would i need to add another amplification stage externally, and just change a resister on the output path.
 
Hi,
the output level of 1Vac may be with a standard (but lower) input voltage stated in the specification. The input voltage could be specified as dbU or dbV or something referenced to another standard.

You may find that the maximum input voltage or the maximum output voltage is stated elsewhere and could be considerably higher than 1Vac.
 
Adcom is not going to design an amplifier that will not reach it output when driven with another Adcom product. This is totally wrong here. The specification you are looking at is probably referencing an output with a given input. This would be a common with any commercial preamp for sure and most home type equipment.

I had a preamp one time that specified a output of 1.5 volts at a given input at a given frequency. When actually tested the output was 16 volts P-P. This was more than usable with any amplifier.

I suggest that if this really bothers you then take it into a audio center that has trained people capable of measuring and understanding the specifications.
 
ally, fig.6 shows the GFP-750's percentage of distortion+noise in both balanced and unbalanced modes, plotted against output voltage into loads of 100k ohms and 600 ohms. At a 1% THD+N figure, the maximum output voltage in balanced mode was 26.5V (100k ohms) and 6.5V (600 ohms); in unbalanced mode, it was 13.3V (100k ohms) and 5.0V (600 ohms). All voltages are well above the level required to drive any known power amplifier well into clipping. Note that the shapes of these traces imply that the preamplifier offers its lowest level of distortion and noise at around 2V, the maximum voltage likely with a real-world power amplifier.

Note this in the above quote

All voltages are well above the level required to drive any known power amplifier well into clipping.

Nice reference awpagan
 
burnedfingers said:
ally, fig.6 shows the GFP-750's percentage of distortion+noise in both balanced and unbalanced modes, plotted against output voltage into loads of 100k ohms and 600 ohms. At a 1% THD+N figure, the maximum output voltage in balanced mode was 26.5V (100k ohms) and 6.5V (600 ohms); in unbalanced mode, it was 13.3V (100k ohms) and 5.0V (600 ohms). All voltages are well above the level required to drive any known power amplifier well into clipping. Note that the shapes of these traces imply that the preamplifier offers its lowest level of distortion and noise at around 2V, the maximum voltage likely with a real-world power amplifier.

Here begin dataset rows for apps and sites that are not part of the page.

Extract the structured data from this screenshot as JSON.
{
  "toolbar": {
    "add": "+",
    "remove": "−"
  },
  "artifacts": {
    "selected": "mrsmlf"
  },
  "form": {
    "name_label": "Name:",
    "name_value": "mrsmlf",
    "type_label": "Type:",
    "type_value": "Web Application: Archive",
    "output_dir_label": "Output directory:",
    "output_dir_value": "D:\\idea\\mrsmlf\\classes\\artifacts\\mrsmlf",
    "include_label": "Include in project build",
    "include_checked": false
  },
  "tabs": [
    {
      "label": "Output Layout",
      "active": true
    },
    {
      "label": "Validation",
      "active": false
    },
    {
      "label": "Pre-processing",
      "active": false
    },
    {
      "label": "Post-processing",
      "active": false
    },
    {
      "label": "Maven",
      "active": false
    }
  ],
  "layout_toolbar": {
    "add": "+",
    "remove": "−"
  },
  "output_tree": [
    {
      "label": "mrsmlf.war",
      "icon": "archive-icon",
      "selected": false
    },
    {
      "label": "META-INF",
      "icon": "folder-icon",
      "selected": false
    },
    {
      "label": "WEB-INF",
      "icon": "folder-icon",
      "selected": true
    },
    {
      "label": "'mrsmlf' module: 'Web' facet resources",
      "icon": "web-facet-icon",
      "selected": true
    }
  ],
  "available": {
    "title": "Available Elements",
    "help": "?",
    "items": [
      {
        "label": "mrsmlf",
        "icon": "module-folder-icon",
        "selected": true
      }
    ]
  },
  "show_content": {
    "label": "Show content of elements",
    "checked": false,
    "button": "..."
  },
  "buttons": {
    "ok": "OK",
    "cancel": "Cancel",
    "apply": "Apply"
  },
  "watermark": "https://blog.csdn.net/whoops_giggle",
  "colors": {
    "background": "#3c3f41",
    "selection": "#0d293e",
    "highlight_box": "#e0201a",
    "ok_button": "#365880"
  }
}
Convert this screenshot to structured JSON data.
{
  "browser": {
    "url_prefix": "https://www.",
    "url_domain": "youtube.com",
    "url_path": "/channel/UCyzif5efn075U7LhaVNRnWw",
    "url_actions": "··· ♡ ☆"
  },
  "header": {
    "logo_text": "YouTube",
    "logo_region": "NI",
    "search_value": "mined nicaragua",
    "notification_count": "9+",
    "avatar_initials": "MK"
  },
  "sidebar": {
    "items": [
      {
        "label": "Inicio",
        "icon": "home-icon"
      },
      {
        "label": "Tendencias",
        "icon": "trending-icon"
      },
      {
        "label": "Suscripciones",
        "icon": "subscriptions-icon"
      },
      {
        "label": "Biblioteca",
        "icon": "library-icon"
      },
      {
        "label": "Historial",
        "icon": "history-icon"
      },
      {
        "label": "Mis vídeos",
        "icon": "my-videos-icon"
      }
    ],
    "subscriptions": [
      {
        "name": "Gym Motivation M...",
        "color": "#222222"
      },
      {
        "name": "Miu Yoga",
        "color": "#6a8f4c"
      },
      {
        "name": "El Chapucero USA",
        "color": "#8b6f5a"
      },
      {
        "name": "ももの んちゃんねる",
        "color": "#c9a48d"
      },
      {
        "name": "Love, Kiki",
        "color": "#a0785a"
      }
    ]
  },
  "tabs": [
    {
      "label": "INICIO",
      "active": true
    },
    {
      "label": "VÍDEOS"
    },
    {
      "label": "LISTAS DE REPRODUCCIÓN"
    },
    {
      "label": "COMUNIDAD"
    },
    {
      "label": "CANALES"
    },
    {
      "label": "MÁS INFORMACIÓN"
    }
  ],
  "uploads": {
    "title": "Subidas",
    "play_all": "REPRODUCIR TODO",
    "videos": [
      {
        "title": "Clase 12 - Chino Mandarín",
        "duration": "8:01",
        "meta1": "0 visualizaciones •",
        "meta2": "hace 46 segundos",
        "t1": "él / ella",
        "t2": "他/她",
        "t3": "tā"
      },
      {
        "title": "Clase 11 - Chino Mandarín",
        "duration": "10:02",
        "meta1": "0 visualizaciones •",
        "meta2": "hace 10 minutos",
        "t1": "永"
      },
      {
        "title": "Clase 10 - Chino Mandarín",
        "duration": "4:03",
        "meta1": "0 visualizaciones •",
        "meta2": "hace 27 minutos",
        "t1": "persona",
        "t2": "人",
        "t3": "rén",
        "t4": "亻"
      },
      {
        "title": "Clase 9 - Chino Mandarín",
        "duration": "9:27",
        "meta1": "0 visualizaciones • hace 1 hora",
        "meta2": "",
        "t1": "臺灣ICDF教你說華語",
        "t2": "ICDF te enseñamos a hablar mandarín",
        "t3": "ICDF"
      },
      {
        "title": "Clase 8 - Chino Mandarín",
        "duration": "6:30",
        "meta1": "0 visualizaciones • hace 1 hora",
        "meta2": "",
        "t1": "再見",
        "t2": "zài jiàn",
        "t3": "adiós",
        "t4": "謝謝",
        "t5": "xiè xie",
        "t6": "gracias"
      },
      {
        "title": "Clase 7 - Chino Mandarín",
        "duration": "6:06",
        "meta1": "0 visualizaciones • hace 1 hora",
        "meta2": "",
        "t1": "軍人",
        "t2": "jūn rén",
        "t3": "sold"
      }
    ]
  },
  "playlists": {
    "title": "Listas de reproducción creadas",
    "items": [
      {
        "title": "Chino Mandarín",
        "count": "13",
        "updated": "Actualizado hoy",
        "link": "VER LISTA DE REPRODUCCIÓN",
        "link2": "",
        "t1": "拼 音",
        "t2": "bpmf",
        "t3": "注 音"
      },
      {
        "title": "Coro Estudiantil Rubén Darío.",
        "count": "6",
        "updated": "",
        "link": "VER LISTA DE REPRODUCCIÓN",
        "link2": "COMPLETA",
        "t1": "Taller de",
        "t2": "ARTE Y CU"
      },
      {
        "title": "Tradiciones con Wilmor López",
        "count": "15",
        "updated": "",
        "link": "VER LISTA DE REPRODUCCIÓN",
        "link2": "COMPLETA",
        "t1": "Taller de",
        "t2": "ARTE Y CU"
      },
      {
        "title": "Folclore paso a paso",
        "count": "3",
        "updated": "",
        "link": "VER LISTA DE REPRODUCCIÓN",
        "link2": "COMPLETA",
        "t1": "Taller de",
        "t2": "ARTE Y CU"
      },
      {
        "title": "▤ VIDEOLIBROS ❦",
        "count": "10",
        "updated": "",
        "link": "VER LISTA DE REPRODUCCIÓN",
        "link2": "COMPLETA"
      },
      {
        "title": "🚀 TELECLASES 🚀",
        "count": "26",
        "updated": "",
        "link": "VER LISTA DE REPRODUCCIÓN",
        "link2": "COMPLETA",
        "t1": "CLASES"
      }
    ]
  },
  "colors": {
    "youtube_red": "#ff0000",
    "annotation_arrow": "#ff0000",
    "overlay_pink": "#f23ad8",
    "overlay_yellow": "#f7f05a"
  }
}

Note this in the above quote

All voltages are well above the level required to drive any known power amplifier well into clipping.

Nice reference awpagan
is the GFA spec quoted similarly to the gfp spec?
 
is the GFA spec quoted similarly to the gfp spec?

If I could find something on the GFA I would gladly post it. It would stand to reason the specification would be very close to the GFP spec with respect to the unbalanced signal. I am assuming the GFA is a unbalanced out only piece. At any rate it should be understood the 1 volt output is a reference to a specific input signal and not the maximum available from the piece.
 
AndrewT said:
the output level of 1Vac may be with a standard (but lower) input voltage stated in the specification. The input voltage could be specified as dbU or dbV or something referenced to another standard.


burnedfingers said:
it should be understood the 1 volt output is a reference to a specific input signal and not the maximum available from the piece.
we think the same.
 
adrianc said:
sreten

would it be possible for me to email you a schematic ,
i am only a novice with electronics adrian


Hi,

Whilst I would like to help I am simply not convinced at all that there
is a problem that needs fixing, I know of no active preamplifier that
has a maximum output of 1V.

This is only possible with a passive preamplifier with a built in 6dB
attentuation driven by the 2V or so peak output of a CD player.

Doubling gain is one notch on the volume knob, and unless this
is used at its maximum position there is simply no problem to fix.

:)/sreten.